One of the curious things I have learned since I came to live here in the Philippines is how well-off people who own property are so poor in liquid assets. I first found out about this when my landlord, who owned a few houses in the barangay I was living in, came to my door one day and asked for an advance on my rent because his daughter had taken ill and he needed the cash.
In late August I moved from that barangay to another. My rent increased from $20 a month to $30, but the improvement in the conditions in which I was living was dramatic. I went from living in a virtual barn with rafters rather than a ceiling and wooden shutters rather than windows to finished floors, glass windows and real ceilings.

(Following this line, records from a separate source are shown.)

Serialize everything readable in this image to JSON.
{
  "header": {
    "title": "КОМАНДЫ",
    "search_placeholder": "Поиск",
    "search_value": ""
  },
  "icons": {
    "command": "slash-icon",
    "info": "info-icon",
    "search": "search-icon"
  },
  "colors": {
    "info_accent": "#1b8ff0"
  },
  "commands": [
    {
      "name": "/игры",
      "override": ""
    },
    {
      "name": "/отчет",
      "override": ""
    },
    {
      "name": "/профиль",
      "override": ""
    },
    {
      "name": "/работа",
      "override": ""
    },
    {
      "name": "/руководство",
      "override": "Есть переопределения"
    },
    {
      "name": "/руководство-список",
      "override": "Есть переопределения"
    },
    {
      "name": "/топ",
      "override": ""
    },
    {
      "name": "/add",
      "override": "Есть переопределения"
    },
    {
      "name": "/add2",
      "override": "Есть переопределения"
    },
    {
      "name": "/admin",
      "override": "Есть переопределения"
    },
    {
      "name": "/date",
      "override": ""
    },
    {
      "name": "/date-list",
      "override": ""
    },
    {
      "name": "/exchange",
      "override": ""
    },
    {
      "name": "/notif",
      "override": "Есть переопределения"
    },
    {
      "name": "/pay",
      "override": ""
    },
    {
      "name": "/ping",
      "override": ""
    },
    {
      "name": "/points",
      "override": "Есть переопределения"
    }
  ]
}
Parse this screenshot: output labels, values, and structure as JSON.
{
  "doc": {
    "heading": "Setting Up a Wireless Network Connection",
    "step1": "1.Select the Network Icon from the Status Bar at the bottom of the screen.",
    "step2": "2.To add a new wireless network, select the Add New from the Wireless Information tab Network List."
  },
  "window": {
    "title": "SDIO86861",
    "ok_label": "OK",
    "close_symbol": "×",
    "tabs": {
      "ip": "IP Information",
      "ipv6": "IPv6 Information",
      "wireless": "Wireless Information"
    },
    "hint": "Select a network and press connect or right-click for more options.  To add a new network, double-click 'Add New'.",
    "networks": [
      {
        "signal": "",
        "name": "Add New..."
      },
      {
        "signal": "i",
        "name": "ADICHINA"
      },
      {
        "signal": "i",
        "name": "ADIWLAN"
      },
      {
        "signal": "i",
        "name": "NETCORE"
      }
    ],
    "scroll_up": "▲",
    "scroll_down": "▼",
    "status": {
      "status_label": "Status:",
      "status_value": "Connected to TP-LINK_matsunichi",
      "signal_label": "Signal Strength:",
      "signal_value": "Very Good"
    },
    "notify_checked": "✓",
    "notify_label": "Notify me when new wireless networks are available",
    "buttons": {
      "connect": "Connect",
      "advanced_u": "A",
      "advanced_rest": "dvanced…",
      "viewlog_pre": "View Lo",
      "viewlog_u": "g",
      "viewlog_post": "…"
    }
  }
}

In contrast to the changes for the better that I enjoyed, my landlady was giving up her house and moving into a shack close by with her three small children. As I slowly discovered, however, it was obvious that her move was not properly planned. She was giving up more than just simple comforts. She was relinquishing what most of us would call necessities, like a bathroom (called a comfort room or CR) and a kitchen.
When I moved in, she used some of the cash I had paid her as a deposit to hire a man to dig a pit next to her shack which would eventually have become her toilet. All that was needed to complete it was a cement slab upon which an actual toilet (sans seat, as always here in the Philippines) would be affixed and an enclosing structure of some kind made of wood or cinder block. More than four months since the pit was dug, however, it remains nothing more than a gaping hole in the ground. No more work has been done to finish it and the prospects are dim that it ever will be.
So, without a toilet, my landlady and her children have had to improvise. During the day, one of their many relations living nearby allows them to use their CR. But at night, the call of nature must be answered in other ways, which has necessitated, I was appalled to learn, the use of a pot. I only learned of the existence of the pot by accident, when its contents were spilled just outside the landlady's rickety front door, which is only about twenty feet from my west bedroom window. Because of this accident, I not only found out about the pot, but I was informed by a friend that its contents were being scattered in the bushes several yards away on a daily basis.
But the lack of a CR also means that the landlady and her children have had to perform their daily ablutions against the north wall of my bedroom. Rising before dawn, using a defunct clothes washer as an improvised sink, the woman bathes standing up, followed by her 12-year-old daughter and her small twin sons. I discovered this practice when I heard a noise one morning and opened my curtains to see what it was. There was my naked landlady, who was spared the embarrassment herself because soap from her hair had got into her eyes. I decided thenceforth to block off the window, if only to provide the woman with some unsolicited privacy.
This situation had become such a personal embarrassment to me that when an opportunity arose to move, as it did a few days ago, I decided to take advantage of it. At least I will no longer be reminded, every time I look out my window, of the depths to which my landlady chose to lower herself just for a little cash in hand every month.